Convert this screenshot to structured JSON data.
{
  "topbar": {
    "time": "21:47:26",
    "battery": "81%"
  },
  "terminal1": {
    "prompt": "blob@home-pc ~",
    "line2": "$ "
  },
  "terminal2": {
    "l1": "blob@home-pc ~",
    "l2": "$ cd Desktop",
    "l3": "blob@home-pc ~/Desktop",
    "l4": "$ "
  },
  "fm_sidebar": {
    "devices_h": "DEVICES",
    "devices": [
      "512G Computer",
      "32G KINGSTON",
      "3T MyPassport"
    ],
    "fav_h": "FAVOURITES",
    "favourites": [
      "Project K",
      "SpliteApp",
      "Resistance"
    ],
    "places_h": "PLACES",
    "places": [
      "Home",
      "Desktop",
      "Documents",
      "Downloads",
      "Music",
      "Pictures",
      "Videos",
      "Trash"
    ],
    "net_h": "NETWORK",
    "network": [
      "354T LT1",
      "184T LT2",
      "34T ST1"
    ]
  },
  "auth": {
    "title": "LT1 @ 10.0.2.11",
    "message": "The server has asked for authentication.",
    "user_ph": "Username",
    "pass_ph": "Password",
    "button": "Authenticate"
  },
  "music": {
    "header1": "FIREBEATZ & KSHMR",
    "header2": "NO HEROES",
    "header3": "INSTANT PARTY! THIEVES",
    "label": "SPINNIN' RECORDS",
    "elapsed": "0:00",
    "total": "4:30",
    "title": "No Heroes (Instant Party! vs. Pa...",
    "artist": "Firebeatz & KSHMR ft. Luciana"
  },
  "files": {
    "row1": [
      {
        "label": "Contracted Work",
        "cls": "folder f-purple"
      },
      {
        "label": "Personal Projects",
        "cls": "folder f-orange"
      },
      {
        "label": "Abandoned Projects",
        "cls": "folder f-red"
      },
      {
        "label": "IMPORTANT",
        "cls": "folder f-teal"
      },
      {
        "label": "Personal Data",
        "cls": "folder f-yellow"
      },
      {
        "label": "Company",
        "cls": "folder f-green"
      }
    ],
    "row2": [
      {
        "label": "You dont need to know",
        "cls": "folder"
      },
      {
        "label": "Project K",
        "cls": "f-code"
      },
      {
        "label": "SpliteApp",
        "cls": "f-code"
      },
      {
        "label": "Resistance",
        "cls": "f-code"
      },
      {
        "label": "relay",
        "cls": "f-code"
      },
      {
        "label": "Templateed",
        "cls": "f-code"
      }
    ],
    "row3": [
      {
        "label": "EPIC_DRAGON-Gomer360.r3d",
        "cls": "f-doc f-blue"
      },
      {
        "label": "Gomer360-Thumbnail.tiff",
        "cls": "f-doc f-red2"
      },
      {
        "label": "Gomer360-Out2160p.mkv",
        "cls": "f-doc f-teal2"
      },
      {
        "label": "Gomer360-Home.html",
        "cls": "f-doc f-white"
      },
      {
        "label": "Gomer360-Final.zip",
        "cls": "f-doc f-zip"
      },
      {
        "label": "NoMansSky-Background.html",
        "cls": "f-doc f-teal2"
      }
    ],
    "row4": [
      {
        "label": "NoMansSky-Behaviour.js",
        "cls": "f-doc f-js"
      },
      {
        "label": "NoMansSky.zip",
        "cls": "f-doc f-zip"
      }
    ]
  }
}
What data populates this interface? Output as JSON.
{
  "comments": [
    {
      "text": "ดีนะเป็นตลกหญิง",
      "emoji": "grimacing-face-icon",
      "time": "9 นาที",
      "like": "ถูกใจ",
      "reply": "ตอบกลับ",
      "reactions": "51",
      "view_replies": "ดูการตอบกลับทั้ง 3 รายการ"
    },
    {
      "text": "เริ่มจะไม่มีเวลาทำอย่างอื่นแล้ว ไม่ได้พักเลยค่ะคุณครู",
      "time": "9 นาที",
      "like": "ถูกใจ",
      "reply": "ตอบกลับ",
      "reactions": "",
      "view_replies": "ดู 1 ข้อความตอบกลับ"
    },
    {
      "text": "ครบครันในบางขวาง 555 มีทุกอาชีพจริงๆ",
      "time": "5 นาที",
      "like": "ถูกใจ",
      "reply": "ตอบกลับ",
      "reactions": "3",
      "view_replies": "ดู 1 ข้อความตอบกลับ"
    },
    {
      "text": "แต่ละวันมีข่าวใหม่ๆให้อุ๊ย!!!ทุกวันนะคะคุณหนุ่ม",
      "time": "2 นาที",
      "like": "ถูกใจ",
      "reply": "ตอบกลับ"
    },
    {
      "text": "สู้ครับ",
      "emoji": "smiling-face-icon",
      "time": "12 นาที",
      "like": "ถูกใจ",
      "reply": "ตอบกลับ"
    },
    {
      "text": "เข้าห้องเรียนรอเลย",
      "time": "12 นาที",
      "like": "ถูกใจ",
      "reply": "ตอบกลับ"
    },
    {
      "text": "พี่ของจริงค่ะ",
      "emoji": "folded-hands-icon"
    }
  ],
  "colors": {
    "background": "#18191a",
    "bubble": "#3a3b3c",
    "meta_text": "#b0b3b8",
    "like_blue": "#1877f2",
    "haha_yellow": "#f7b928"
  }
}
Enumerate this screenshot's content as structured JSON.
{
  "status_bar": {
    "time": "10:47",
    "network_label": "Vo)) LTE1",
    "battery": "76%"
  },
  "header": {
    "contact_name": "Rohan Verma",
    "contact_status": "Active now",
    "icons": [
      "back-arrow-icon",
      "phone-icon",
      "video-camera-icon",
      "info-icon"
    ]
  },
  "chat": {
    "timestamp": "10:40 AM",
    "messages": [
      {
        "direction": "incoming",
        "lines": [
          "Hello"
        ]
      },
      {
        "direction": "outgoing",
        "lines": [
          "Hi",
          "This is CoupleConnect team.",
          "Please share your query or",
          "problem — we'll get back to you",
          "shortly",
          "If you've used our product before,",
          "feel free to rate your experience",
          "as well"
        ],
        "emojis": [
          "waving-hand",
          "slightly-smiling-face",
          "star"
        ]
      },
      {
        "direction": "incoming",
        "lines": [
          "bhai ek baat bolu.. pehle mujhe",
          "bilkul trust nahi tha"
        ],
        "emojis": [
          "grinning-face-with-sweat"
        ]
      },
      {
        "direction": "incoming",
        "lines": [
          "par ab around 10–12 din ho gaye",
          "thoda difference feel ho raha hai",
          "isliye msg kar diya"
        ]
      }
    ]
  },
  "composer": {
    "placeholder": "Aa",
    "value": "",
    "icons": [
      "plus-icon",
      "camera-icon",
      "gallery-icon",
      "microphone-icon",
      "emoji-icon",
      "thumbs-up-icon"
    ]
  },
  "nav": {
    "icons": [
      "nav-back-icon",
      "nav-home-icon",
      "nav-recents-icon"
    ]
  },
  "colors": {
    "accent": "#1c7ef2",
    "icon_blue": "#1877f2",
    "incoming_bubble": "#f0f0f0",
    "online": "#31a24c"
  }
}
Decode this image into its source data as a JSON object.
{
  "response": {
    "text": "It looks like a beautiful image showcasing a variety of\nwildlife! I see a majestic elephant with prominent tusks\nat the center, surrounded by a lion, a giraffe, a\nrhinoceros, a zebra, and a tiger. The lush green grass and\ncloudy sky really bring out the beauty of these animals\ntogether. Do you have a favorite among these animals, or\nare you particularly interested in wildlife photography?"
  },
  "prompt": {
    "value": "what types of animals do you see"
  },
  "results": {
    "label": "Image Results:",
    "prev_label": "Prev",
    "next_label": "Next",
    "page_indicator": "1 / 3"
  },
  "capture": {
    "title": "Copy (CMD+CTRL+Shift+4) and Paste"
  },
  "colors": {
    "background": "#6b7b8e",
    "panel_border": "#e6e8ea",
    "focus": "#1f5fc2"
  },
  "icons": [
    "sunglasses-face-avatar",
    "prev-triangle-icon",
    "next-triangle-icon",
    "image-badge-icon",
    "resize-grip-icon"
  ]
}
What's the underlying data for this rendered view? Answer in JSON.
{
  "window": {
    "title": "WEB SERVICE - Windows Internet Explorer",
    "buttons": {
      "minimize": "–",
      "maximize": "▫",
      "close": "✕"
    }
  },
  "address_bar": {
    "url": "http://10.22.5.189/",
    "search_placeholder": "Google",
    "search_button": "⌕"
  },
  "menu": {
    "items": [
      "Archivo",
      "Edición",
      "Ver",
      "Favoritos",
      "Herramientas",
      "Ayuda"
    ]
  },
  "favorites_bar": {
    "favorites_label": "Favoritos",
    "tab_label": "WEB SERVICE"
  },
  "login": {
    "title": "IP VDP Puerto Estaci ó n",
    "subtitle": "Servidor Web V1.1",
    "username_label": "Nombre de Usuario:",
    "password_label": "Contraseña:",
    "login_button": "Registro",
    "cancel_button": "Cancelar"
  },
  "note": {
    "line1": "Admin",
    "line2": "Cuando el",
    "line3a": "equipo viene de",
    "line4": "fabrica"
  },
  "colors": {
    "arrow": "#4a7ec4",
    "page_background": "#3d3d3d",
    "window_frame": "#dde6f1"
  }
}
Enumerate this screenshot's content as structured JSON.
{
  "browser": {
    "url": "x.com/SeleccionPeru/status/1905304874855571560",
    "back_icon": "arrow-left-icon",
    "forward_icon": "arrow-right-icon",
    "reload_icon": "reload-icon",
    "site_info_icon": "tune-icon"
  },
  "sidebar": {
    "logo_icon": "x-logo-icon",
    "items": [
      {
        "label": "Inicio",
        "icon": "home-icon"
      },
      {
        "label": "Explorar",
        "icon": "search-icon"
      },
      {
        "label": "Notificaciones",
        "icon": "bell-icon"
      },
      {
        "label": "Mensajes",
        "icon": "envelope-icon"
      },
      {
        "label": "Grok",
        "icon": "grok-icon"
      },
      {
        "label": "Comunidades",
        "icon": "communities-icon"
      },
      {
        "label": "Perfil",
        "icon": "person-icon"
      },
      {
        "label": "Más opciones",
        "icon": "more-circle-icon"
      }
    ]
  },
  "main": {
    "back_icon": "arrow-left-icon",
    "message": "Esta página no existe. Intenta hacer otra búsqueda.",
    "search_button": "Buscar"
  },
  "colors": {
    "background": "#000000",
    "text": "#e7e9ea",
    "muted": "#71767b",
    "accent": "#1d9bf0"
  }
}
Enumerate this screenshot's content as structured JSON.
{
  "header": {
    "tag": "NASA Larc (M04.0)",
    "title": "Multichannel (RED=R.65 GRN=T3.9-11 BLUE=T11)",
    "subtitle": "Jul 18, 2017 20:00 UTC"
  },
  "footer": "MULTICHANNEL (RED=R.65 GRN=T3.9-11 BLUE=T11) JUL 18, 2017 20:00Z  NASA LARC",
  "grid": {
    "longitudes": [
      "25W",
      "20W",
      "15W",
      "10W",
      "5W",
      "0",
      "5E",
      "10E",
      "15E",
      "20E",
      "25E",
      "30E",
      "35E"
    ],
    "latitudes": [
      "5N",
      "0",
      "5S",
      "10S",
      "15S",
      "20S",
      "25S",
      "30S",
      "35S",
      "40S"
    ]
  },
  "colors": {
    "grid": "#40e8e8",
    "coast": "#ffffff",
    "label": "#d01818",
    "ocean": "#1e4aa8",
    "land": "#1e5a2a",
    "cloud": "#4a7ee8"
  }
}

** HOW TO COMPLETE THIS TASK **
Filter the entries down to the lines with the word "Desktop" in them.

** ANSWER BOX **
    "l2": "$ cd Desktop",
    "l3": "blob@home-pc ~/Desktop",
      "Desktop",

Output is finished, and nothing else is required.